The nose is inspected from all angles, including the base view. The quality and attributes of the skin, cartilage and bone are noted. Digital palpation is also performed along the dorsum, sidewall, and the caudal septum. Palpation of the nose and septum gives the surgeon valuable information in regards to the shape of the cartilage/bone and how it impacts the nasal appearance.
Intranasal exam begins with a nasal speculum. A baseline view of the nose is first obtained prior to the placement of any decongestant within the nose. If necessary, decongestant is applied to further assess the appearance of the nasal mucosa, nasal septum, and turbinate bones. The septum is inspected for any deformities and its configuration, which may impact the external appearance of the nose. If necessary to evaluate the nose, a nasal endoscope is used to assess the septum and turbinate bones along the length of the nasal cavity.
Digital computer imaging has become a popular in-office tool and is requested by many patients. This tool is a helpful means of communication between the physician and patient. It allows the patient and physician to best understand each other’s goals for the procedure. This helps reduce miscommunication that can result from the use of rhinoplasty terminology that may be misinterpreted. The patient, however, must be counseled as to the limitations of the software program. They must understand that the goal of computer imaging is to foster communication and not necessarily to obtain an identical result as to what is shown on the screen.

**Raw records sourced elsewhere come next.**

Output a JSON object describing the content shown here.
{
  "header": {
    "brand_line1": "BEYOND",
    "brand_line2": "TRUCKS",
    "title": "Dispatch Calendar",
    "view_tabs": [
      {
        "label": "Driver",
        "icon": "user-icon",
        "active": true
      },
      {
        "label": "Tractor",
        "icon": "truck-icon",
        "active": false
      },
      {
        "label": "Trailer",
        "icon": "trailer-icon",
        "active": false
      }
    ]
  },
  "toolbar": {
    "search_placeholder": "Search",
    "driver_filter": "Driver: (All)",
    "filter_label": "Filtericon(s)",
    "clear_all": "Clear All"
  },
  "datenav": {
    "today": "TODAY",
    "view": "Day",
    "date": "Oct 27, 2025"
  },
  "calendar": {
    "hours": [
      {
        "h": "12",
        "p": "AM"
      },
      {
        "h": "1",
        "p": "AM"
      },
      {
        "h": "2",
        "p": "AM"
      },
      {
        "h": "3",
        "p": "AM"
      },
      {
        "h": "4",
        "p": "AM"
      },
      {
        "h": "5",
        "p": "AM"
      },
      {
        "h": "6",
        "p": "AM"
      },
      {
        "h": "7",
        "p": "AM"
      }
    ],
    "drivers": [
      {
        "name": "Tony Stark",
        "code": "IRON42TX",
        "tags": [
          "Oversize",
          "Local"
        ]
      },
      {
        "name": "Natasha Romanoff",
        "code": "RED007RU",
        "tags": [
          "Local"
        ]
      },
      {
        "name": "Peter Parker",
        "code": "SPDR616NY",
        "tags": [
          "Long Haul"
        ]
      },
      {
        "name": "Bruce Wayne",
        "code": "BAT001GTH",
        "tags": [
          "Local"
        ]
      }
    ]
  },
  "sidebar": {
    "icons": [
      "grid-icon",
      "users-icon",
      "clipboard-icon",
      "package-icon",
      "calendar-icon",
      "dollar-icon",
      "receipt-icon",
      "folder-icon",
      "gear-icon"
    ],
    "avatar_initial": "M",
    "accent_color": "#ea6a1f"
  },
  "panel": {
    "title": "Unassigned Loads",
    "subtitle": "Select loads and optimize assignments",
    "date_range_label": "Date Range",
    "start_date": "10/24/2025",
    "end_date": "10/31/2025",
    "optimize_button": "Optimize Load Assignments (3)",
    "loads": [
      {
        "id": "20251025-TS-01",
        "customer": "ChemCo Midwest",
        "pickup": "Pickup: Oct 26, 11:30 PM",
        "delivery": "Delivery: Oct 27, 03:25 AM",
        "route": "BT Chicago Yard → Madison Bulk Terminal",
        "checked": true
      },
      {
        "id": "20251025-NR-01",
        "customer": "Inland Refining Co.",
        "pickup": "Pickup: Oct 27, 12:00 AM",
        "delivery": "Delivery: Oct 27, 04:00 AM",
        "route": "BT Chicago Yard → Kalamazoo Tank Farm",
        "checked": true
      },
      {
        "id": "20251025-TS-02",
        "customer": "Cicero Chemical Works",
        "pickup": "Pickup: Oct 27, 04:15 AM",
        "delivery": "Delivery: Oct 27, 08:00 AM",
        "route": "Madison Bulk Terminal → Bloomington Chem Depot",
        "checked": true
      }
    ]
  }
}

When used appropriately, digital image morphing can give the prospective patient a better understanding of the surgical goals and aesthetic ideals that the surgeon envisions. At the same time, the surgeon can obtain a similar understanding of the ideal aesthetic result that the prospective patient desires. Care must be taken to manipulate only the nasal appearance with effects that sound surgical maneuvers can realistically achieve. Doing so will ensure that the patient is not misled as to what they can expect from surgery, and allows for the morphed image to be realistically attainable.
If the surgeon deems the prospective patient a good surgical candidate from both a physical and psychological standpoint, the next step is to communicate the goals and the limitations of surgery. Understanding the patient’s desires, the surgeon must communicate what may be achieved through surgery. Limitations of the rhinoplasty procedure must also be discussed especially in the context of the patient’s personal list of goals.

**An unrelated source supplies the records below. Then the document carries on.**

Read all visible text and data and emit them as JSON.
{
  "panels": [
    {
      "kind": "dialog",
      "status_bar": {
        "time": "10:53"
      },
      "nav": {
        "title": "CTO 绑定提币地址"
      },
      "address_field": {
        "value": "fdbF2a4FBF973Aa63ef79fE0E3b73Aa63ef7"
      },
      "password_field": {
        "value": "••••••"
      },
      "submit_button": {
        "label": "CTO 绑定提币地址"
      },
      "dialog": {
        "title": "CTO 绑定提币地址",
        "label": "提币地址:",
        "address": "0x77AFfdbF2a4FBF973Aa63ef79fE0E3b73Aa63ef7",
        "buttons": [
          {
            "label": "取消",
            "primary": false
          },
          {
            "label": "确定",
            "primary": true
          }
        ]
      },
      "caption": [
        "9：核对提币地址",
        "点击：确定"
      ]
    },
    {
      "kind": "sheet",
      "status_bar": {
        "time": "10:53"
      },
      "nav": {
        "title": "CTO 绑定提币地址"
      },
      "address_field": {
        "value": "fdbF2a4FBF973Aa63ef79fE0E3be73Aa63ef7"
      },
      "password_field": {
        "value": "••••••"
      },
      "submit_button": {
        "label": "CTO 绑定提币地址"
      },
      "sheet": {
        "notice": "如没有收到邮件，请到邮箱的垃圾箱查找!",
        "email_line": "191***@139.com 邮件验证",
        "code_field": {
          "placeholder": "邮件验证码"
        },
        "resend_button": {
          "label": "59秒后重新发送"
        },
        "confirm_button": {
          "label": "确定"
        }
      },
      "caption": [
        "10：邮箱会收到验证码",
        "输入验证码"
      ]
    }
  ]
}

The patient must also understand the anatomic limitations, if any, on the potential outcome of the procedure. Anatomic variations and facial asymmetries must be carefully reviewed with the patient in order to enlighten them as to what can be corrected and what is part of his or her anatomy.
The importance of close follow up and examination after the procedure must also be stressed. Post-operative interventions and care instructions can help maximize surgical results and prevent healing related complications. The patient must understand that the final result is dependent upon his or her cooperation as well as the procedure itself.
Rhinoplasty can be one of the most rewarding cosmetic procedures performed by the facial plastic surgeon. Careful patient selection and counseling will ensure satisfaction for both parties. Communication is a cornerstone to the success of the procedure and must be established from the initial encounter. Any uncertainty by the surgeon must be alleviated prior to undertaking of the procedure. If necessary, repeat visits should be performed until both surgeon and patient are comfortable with the expectations of the procedure.
This is a sequence of photographs showing a patient before rhinoplasty (left), the digitally morphed image during the consultation (center), and the result 9 months after surgery (right).
1)Tardy ME. Rhinoplasty The Art and The Science. 1997. Philadelphia: WB Saunders, Co.